Step into the Old West in Monument Valley Tribal Park, an unforgettable spot in Navajo Nation. The landscape may be what comes to mind when you imagine the American West thanks to the fact that it was the backdrop of countless Hollywood Westerns—ever seen John Ford’s Stagecoach? While seeing it on film or on a national park virtual tour is special, there’s nothing like traveling through Native American history on our Monument Valley Jeep Ride excursion. “The Navajo guides on the jeep tour through Monument Valley were excellent and shared their knowledge and love of the area with us,” says traveler Elizabeth.
Admire the sights in Yellowstone National Park, which spans Idaho, Montana, and Wyoming.
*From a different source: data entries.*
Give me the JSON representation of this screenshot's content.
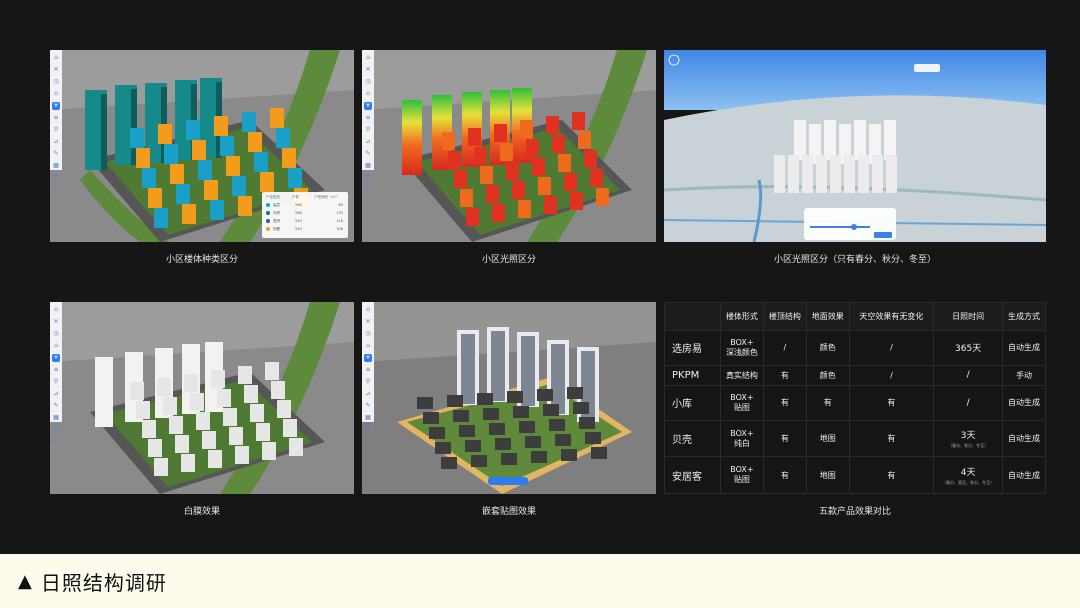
{
  "panels": [
    {
      "caption": "小区楼体种类区分"
    },
    {
      "caption": "小区光照区分"
    },
    {
      "caption": "小区光照区分（只有春分、秋分、冬至）"
    },
    {
      "caption": "白膜效果"
    },
    {
      "caption": "嵌套贴图效果"
    },
    {
      "caption": "五款产品效果对比"
    }
  ],
  "legend": {
    "headers": [
      "户型类型",
      "户数",
      "户型面积（m²）"
    ],
    "rows": [
      {
        "name": "高层",
        "count": "288",
        "area": "89",
        "color": "#1aa0c8"
      },
      {
        "name": "洋房",
        "count": "288",
        "area": "135",
        "color": "#0f7a76"
      },
      {
        "name": "叠拼",
        "count": "240",
        "area": "118",
        "color": "#1b5fb5"
      },
      {
        "name": "别墅",
        "count": "240",
        "area": "106",
        "color": "#f39c1b"
      }
    ]
  },
  "toolbar_icons": [
    "home-icon",
    "close-icon",
    "clock-icon",
    "home-icon",
    "sun-icon",
    "layers-icon",
    "pin-icon",
    "ruler-icon",
    "edit-icon",
    "grid-icon",
    "filter-icon",
    "download-icon"
  ],
  "comparison": {
    "headers": [
      "",
      "楼体形式",
      "楼顶结构",
      "地面效果",
      "天空效果有无变化",
      "日照时间",
      "生成方式"
    ],
    "rows": [
      {
        "name": "选房易",
        "form": "BOX+\n深浅颜色",
        "roof": "/",
        "ground": "颜色",
        "sky": "/",
        "sun": "365天",
        "sun_note": "",
        "gen": "自动生成"
      },
      {
        "name": "PKPM",
        "form": "真实结构",
        "roof": "有",
        "ground": "颜色",
        "sky": "/",
        "sun": "/",
        "sun_note": "",
        "gen": "手动"
      },
      {
        "name": "小库",
        "form": "BOX+\n贴图",
        "roof": "有",
        "ground": "有",
        "sky": "有",
        "sun": "/",
        "sun_note": "",
        "gen": "自动生成"
      },
      {
        "name": "贝壳",
        "form": "BOX+\n纯白",
        "roof": "有",
        "ground": "地图",
        "sky": "有",
        "sun": "3天",
        "sun_note": "（春分、秋分、冬至）",
        "gen": "自动生成"
      },
      {
        "name": "安居客",
        "form": "BOX+\n贴图",
        "roof": "有",
        "ground": "地图",
        "sky": "有",
        "sun": "4天",
        "sun_note": "（春分、夏至、秋分、冬至）",
        "gen": "自动生成"
      }
    ]
  },
  "footer": {
    "triangle": "▲",
    "title": "日照结构调研"
  },
  "colors": {
    "background": "#161616",
    "footer_bg": "#fdfbec",
    "teal": "#0f7a76",
    "cyan": "#1aa0c8",
    "orange": "#f39c1b"
  }
}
This national park’s got it all...wildlife in spades, hot springs, winding rivers, mountains, geysers (we’re looking at you, Old Faithful!). “What impressed me most about America’s first national park was just how expansive it is,” says staffer Laura. “The park’s wide open spaces create a feeling of boundlessness that I haven’t experienced anywhere else.”
Look for animals in Rocky Mountain National Park. That’s right—everything from bighorn sheep and moose to birds and bears call this Colorado park home thanks to its varied landscape. There’s even a herd of up to 800 elk that settle in for winters here. Taking in mountain views along the Trail Ridge Road while seeing stunning wildlife? Talk about the perfect photo op.
Float through Grand Teton National Park on the Snake River. “The Snake River float ride in the Tetons was a most added surprise and will leave lasting memories,” says traveler Cathy. Take her word for it, our Snake River Float excursion is one of the best ways to see the mountains—second only to actually climbing them, of course! But since this is a virtual tour and we can bring you both vistas, check out the mountaintop scenery of the Tetons. Thanks, Google Maps.
Snap photos of hoodoos in Bryce Canyon National Park. Maybe you don’t have “see hoodoos in Utah” on your bucket list, but you should! Also called a fairy chimney or tent rocks, a hoodoo is a thin spire of rock, and Bryce Canyon is full of 'em—and they make for some spectacular landscapes.
Stand in awe of Alaska’s Denali National Park, another natural refuge where the wildlife reigns supreme. “We saw moose, black bears, grizzly bears, caribou, dall sheep, bald eagles, humpback whales, orcas, sea otters, and harbor seals,” says staffer Amanda. Of course, the backdrop makes seeing animals even more special, and Amanda was wowed by that, too. “When you first see Denali, it truly takes your breath away. There were tears in one person’s eyes and people were beside themselves.”
Take in the beauty of Arches National Park in Utah. With over 2,000 stone arches (the most natural stone arches in the world), this park is a quite a sight. To give you a better idea, the largest arch in the park, Landscape Arch, has an opening over over 300 feet—that’s the length of three football fields!
Say “aloha” in Hawaii Volcanoes National Park. Imagine paradise right here in the U.S., and this park should come to mind. “We visited a rain forest, a volcano national park, lava flows that still were emitting steam, and on to the black sandy beach where we saw big turtles sunning themselves,” says traveler Eva. Spectacular, right?